**THE TASK:** Would you write out the data below exactly, with every line intact?

**EXTRACTED ENTRIES:**

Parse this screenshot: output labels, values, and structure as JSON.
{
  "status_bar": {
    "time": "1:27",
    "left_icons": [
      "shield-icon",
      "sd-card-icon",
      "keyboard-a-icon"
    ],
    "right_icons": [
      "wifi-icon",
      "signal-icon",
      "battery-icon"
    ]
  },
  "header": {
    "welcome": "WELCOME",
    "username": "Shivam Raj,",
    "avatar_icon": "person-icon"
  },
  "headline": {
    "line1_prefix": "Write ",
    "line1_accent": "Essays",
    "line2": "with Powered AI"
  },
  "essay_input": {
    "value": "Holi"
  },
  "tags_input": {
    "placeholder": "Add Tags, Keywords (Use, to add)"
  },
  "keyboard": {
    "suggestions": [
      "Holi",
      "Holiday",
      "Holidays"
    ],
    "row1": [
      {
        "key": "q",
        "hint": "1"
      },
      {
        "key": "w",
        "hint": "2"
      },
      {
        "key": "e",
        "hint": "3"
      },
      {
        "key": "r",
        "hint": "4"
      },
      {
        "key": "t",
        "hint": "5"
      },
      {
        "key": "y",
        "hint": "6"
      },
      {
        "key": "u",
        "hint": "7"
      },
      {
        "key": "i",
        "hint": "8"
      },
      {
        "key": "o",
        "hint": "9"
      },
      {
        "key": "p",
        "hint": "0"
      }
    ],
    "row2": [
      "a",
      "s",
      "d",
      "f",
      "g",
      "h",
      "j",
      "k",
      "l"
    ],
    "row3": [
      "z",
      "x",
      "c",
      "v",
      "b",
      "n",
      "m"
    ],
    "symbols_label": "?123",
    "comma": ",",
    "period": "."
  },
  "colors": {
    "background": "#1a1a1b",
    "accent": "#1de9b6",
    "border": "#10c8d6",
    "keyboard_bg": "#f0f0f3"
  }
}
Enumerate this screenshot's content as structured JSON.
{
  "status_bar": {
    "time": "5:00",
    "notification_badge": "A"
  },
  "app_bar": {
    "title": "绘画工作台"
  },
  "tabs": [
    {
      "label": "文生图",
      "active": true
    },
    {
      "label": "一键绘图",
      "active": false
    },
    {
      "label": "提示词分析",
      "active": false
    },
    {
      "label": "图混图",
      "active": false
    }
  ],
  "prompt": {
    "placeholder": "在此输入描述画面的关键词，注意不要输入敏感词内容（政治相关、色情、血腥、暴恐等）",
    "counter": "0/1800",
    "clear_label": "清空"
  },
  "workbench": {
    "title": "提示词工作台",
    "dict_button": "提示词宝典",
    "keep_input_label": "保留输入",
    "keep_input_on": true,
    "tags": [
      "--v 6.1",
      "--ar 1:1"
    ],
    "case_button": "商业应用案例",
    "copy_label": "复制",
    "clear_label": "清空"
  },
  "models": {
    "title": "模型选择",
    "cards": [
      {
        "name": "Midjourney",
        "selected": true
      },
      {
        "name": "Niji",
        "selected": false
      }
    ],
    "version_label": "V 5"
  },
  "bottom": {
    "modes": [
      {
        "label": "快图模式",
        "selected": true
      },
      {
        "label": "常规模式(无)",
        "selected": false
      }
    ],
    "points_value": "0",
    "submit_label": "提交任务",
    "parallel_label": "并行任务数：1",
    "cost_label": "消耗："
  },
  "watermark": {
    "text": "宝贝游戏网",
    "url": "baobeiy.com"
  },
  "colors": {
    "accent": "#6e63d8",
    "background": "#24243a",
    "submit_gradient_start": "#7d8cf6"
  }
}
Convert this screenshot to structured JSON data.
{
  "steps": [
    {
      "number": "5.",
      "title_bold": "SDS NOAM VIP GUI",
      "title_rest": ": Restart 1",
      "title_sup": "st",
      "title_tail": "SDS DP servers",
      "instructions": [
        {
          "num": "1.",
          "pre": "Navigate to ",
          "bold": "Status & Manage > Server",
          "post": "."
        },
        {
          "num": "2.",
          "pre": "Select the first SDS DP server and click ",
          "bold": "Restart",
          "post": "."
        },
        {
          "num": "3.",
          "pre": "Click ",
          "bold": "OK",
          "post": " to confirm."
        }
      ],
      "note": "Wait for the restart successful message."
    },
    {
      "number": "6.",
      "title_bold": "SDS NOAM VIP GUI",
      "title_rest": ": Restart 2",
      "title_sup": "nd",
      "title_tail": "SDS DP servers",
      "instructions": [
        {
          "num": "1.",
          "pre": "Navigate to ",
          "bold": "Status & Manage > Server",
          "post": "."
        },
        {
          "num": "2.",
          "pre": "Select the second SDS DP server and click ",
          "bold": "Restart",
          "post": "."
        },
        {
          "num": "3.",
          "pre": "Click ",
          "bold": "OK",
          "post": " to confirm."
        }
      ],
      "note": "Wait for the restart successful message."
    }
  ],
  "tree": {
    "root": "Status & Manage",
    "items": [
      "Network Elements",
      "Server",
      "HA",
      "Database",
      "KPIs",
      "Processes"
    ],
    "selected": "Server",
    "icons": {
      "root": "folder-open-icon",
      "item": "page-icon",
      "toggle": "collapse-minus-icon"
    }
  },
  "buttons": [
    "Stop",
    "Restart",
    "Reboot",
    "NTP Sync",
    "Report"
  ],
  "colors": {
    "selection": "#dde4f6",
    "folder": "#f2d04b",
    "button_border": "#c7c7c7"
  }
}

**ANSWER:**
Parse this screenshot: output labels, values, and structure as JSON.
{
  "status_bar": {
    "time": "1:27",
    "left_icons": [
      "shield-icon",
      "sd-card-icon",
      "keyboard-a-icon"
    ],
    "right_icons": [
      "wifi-icon",
      "signal-icon",
      "battery-icon"
    ]
  },
  "header": {
    "welcome": "WELCOME",
    "username": "Shivam Raj,",
    "avatar_icon": "person-icon"
  },
  "headline": {
    "line1_prefix": "Write ",
    "line1_accent": "Essays",
    "line2": "with Powered AI"
  },
  "essay_input": {
    "value": "Holi"
  },
  "tags_input": {
    "placeholder": "Add Tags, Keywords (Use, to add)"
  },
  "keyboard": {
    "suggestions": [
      "Holi",
      "Holiday",
      "Holidays"
    ],
    "row1": [
      {
        "key": "q",
        "hint": "1"
      },
      {
        "key": "w",
        "hint": "2"
      },
      {
        "key": "e",
        "hint": "3"
      },
      {
        "key": "r",
        "hint": "4"
      },
      {
        "key": "t",
        "hint": "5"
      },
      {
        "key": "y",
        "hint": "6"
      },
      {
        "key": "u",
        "hint": "7"
      },
      {
        "key": "i",
        "hint": "8"
      },
      {
        "key": "o",
        "hint": "9"
      },
      {
        "key": "p",
        "hint": "0"
      }
    ],
    "row2": [
      "a",
      "s",
      "d",
      "f",
      "g",
      "h",
      "j",
      "k",
      "l"
    ],
    "row3": [
      "z",
      "x",
      "c",
      "v",
      "b",
      "n",
      "m"
    ],
    "symbols_label": "?123",
    "comma": ",",
    "period": "."
  },
  "colors": {
    "background": "#1a1a1b",
    "accent": "#1de9b6",
    "border": "#10c8d6",
    "keyboard_bg": "#f0f0f3"
  }
}
Enumerate this screenshot's content as structured JSON.
{
  "status_bar": {
    "time": "5:00",
    "notification_badge": "A"
  },
  "app_bar": {
    "title": "绘画工作台"
  },
  "tabs": [
    {
      "label": "文生图",
      "active": true
    },
    {
      "label": "一键绘图",
      "active": false
    },
    {
      "label": "提示词分析",
      "active": false
    },
    {
      "label": "图混图",
      "active": false
    }
  ],
  "prompt": {
    "placeholder": "在此输入描述画面的关键词，注意不要输入敏感词内容（政治相关、色情、血腥、暴恐等）",
    "counter": "0/1800",
    "clear_label": "清空"
  },
  "workbench": {
    "title": "提示词工作台",
    "dict_button": "提示词宝典",
    "keep_input_label": "保留输入",
    "keep_input_on": true,
    "tags": [
      "--v 6.1",
      "--ar 1:1"
    ],
    "case_button": "商业应用案例",
    "copy_label": "复制",
    "clear_label": "清空"
  },
  "models": {
    "title": "模型选择",
    "cards": [
      {
        "name": "Midjourney",
        "selected": true
      },
      {
        "name": "Niji",
        "selected": false
      }
    ],
    "version_label": "V 5"
  },
  "bottom": {
    "modes": [
      {
        "label": "快图模式",
        "selected": true
      },
      {
        "label": "常规模式(无)",
        "selected": false
      }
    ],
    "points_value": "0",
    "submit_label": "提交任务",
    "parallel_label": "并行任务数：1",
    "cost_label": "消耗："
  },
  "watermark": {
    "text": "宝贝游戏网",
    "url": "baobeiy.com"
  },
  "colors": {
    "accent": "#6e63d8",
    "background": "#24243a",
    "submit_gradient_start": "#7d8cf6"
  }
}
Convert this screenshot to structured JSON data.
{
  "steps": [
    {
      "number": "5.",
      "title_bold": "SDS NOAM VIP GUI",
      "title_rest": ": Restart 1",
      "title_sup": "st",
      "title_tail": "SDS DP servers",
      "instructions": [
        {
          "num": "1.",
          "pre": "Navigate to ",
          "bold": "Status & Manage > Server",
          "post": "."
        },
        {
          "num": "2.",
          "pre": "Select the first SDS DP server and click ",
          "bold": "Restart",
          "post": "."
        },
        {
          "num": "3.",
          "pre": "Click ",
          "bold": "OK",
          "post": " to confirm."
        }
      ],
      "note": "Wait for the restart successful message."
    },
    {
      "number": "6.",
      "title_bold": "SDS NOAM VIP GUI",
      "title_rest": ": Restart 2",
      "title_sup": "nd",
      "title_tail": "SDS DP servers",
      "instructions": [
        {
          "num": "1.",
          "pre": "Navigate to ",
          "bold": "Status & Manage > Server",
          "post": "."
        },
        {
          "num": "2.",
          "pre": "Select the second SDS DP server and click ",
          "bold": "Restart",
          "post": "."
        },
        {
          "num": "3.",
          "pre": "Click ",
          "bold": "OK",
          "post": " to confirm."
        }
      ],
      "note": "Wait for the restart successful message."
    }
  ],
  "tree": {
    "root": "Status & Manage",
    "items": [
      "Network Elements",
      "Server",
      "HA",
      "Database",
      "KPIs",
      "Processes"
    ],
    "selected": "Server",
    "icons": {
      "root": "folder-open-icon",
      "item": "page-icon",
      "toggle": "collapse-minus-icon"
    }
  },
  "buttons": [
    "Stop",
    "Restart",
    "Reboot",
    "NTP Sync",
    "Report"
  ],
  "colors": {
    "selection": "#dde4f6",
    "folder": "#f2d04b",
    "button_border": "#c7c7c7"
  }
}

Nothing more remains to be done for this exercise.